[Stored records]
====
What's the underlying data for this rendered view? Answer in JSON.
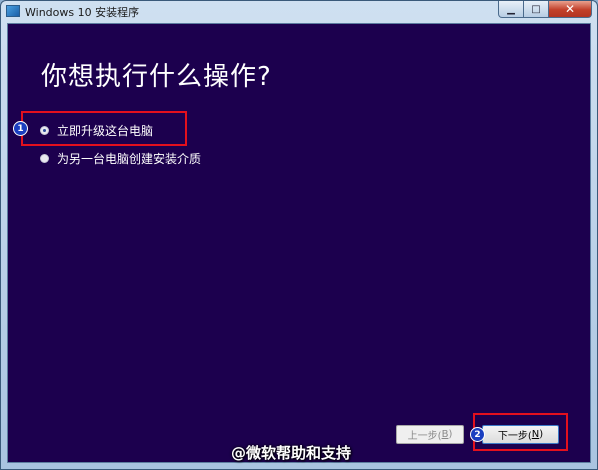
{
  "window": {
    "title": "Windows 10 安装程序",
    "close_symbol": "✕",
    "minimize_symbol": "▁",
    "maximize_symbol": "□"
  },
  "main": {
    "heading": "你想执行什么操作?",
    "options": [
      {
        "label": "立即升级这台电脑",
        "selected": true
      },
      {
        "label": "为另一台电脑创建安装介质",
        "selected": false
      }
    ]
  },
  "buttons": {
    "back_label": "上一步(",
    "back_key": "B",
    "back_end": ")",
    "next_label": "下一步(",
    "next_key": "N",
    "next_end": ")"
  },
  "annotations": {
    "badge1": "1",
    "badge2": "2",
    "highlight_color": "#e3101d"
  },
  "watermark": "@微软帮助和支持",
  "colors": {
    "background": "#1c004e",
    "badge": "#1a3fc0"
  },
  "icons": {
    "title": "windows-setup-icon"
  }
}
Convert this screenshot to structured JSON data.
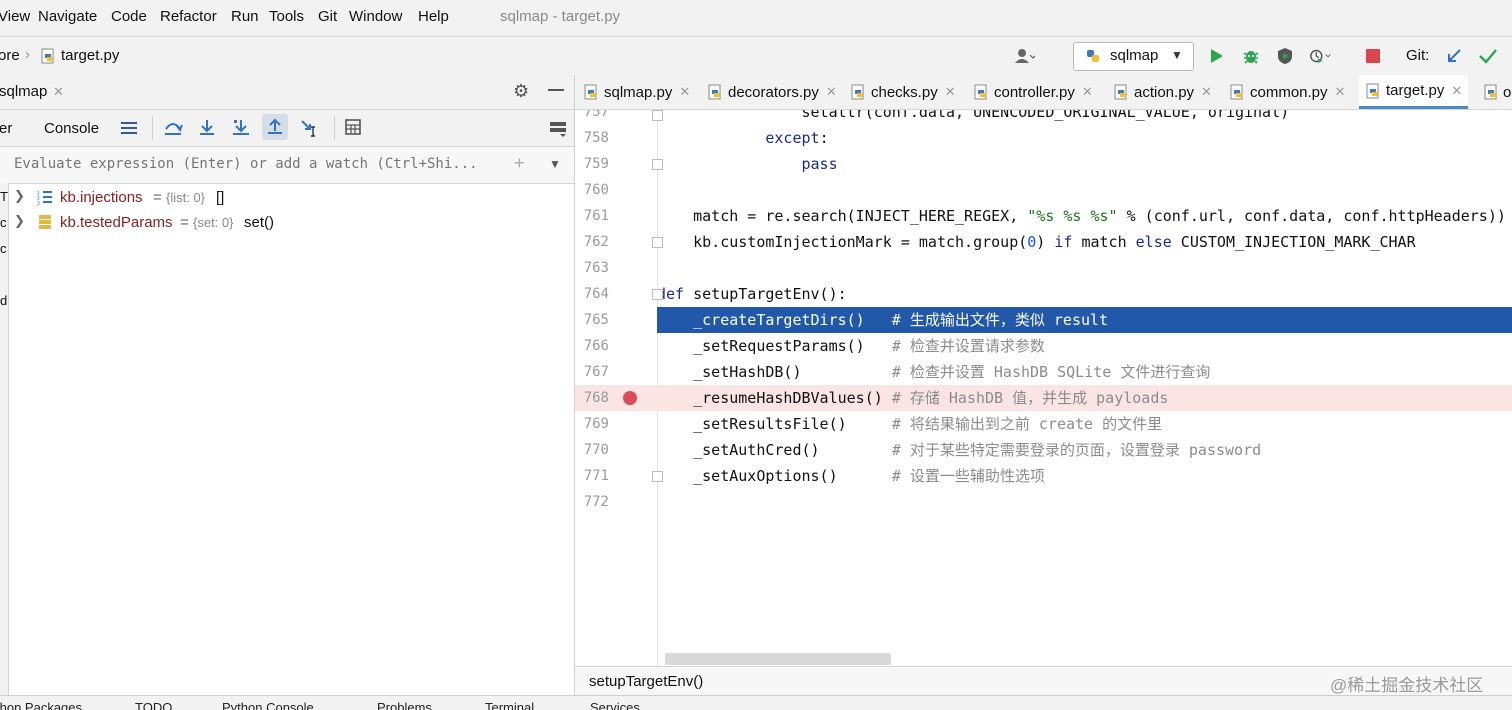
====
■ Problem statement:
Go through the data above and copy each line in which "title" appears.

■ Expected answer:
    "title": "Windows 10 安装程序",
    "title": "windows-setup-icon"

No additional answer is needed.